The text of every record, exactly as given and with no pictures, should be your output.

══ SOURCE MATERIAL

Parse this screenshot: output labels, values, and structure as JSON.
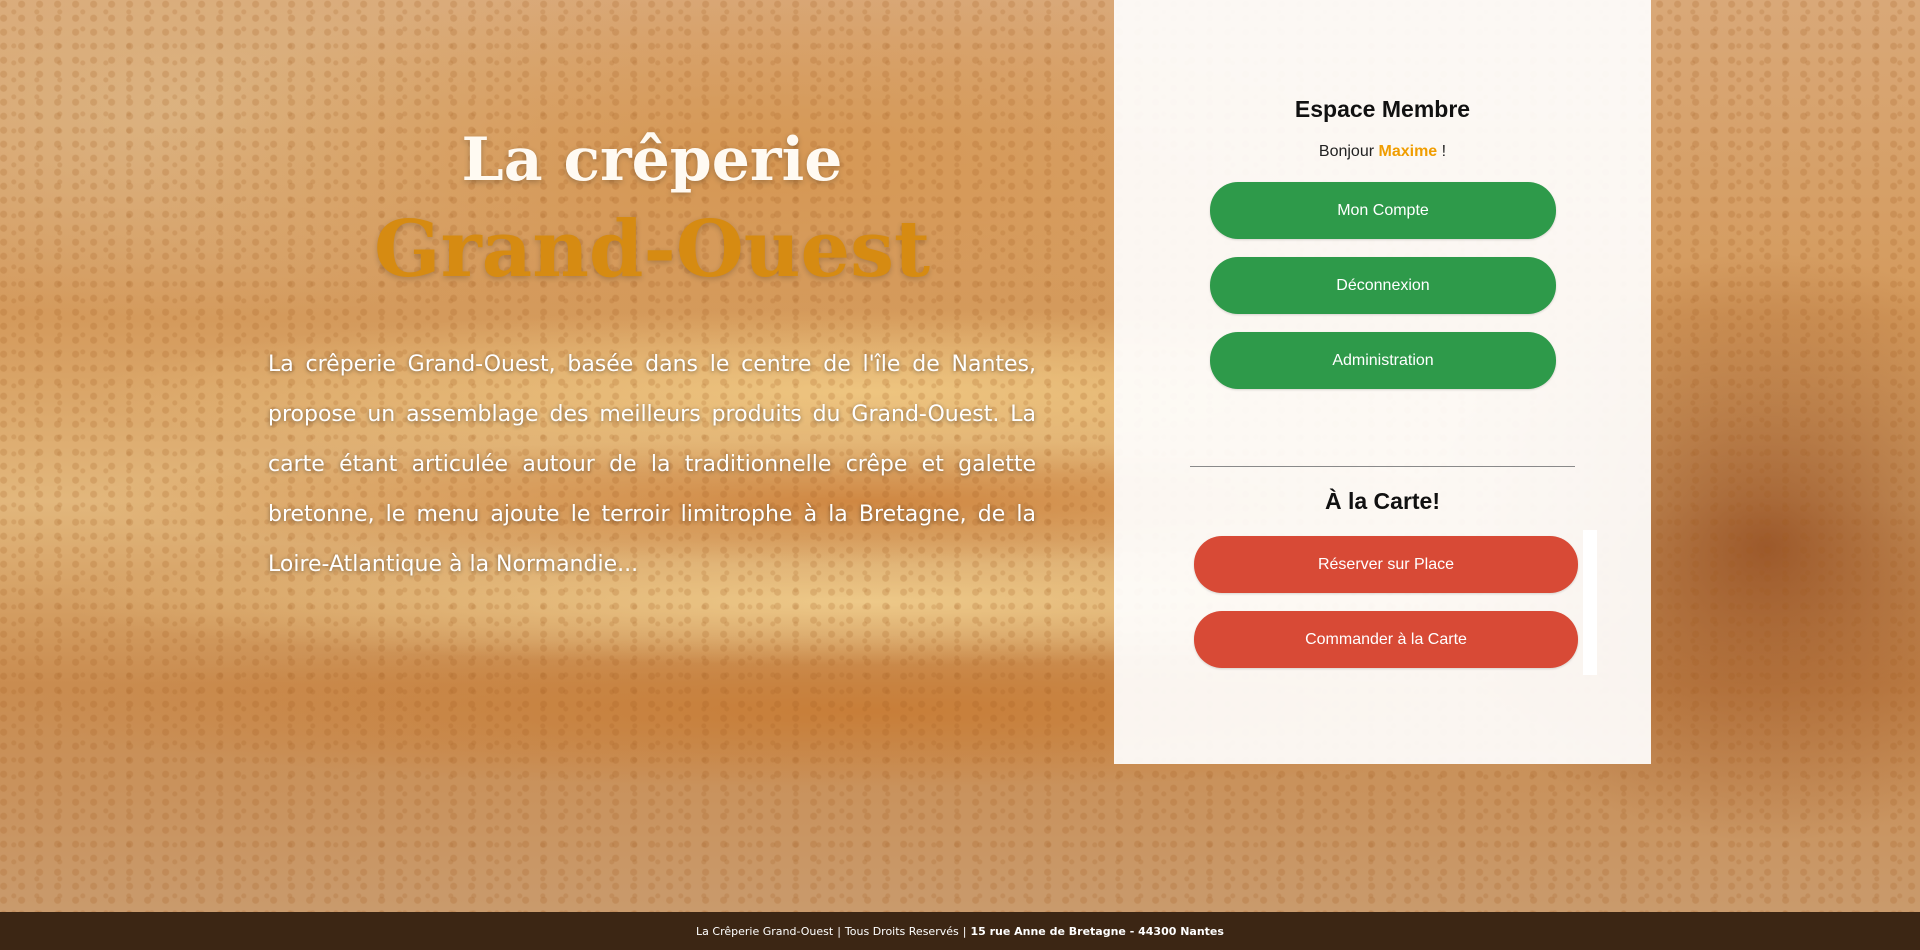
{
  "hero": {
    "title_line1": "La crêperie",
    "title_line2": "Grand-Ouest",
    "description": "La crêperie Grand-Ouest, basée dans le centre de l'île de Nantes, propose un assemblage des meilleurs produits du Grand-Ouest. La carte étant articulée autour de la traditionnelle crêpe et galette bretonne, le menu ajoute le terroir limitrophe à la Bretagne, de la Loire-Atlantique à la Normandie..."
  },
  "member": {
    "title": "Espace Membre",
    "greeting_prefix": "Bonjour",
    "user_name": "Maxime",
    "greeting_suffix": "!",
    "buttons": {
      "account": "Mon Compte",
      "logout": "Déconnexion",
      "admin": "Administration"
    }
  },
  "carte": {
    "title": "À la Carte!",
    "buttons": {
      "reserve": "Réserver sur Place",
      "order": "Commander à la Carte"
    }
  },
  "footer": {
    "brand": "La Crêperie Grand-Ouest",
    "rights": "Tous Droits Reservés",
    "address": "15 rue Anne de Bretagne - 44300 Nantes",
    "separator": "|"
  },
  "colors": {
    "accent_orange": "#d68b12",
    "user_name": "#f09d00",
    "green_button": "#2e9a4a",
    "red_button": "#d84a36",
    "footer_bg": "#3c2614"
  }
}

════

#### FINAL ANSWER:
Parse this screenshot: output labels, values, and structure as JSON.
{
  "hero": {
    "title_line1": "La crêperie",
    "title_line2": "Grand-Ouest",
    "description": "La crêperie Grand-Ouest, basée dans le centre de l'île de Nantes, propose un assemblage des meilleurs produits du Grand-Ouest. La carte étant articulée autour de la traditionnelle crêpe et galette bretonne, le menu ajoute le terroir limitrophe à la Bretagne, de la Loire-Atlantique à la Normandie..."
  },
  "member": {
    "title": "Espace Membre",
    "greeting_prefix": "Bonjour",
    "user_name": "Maxime",
    "greeting_suffix": "!",
    "buttons": {
      "account": "Mon Compte",
      "logout": "Déconnexion",
      "admin": "Administration"
    }
  },
  "carte": {
    "title": "À la Carte!",
    "buttons": {
      "reserve": "Réserver sur Place",
      "order": "Commander à la Carte"
    }
  },
  "footer": {
    "brand": "La Crêperie Grand-Ouest",
    "rights": "Tous Droits Reservés",
    "address": "15 rue Anne de Bretagne - 44300 Nantes",
    "separator": "|"
  },
  "colors": {
    "accent_orange": "#d68b12",
    "user_name": "#f09d00",
    "green_button": "#2e9a4a",
    "red_button": "#d84a36",
    "footer_bg": "#3c2614"
  }
}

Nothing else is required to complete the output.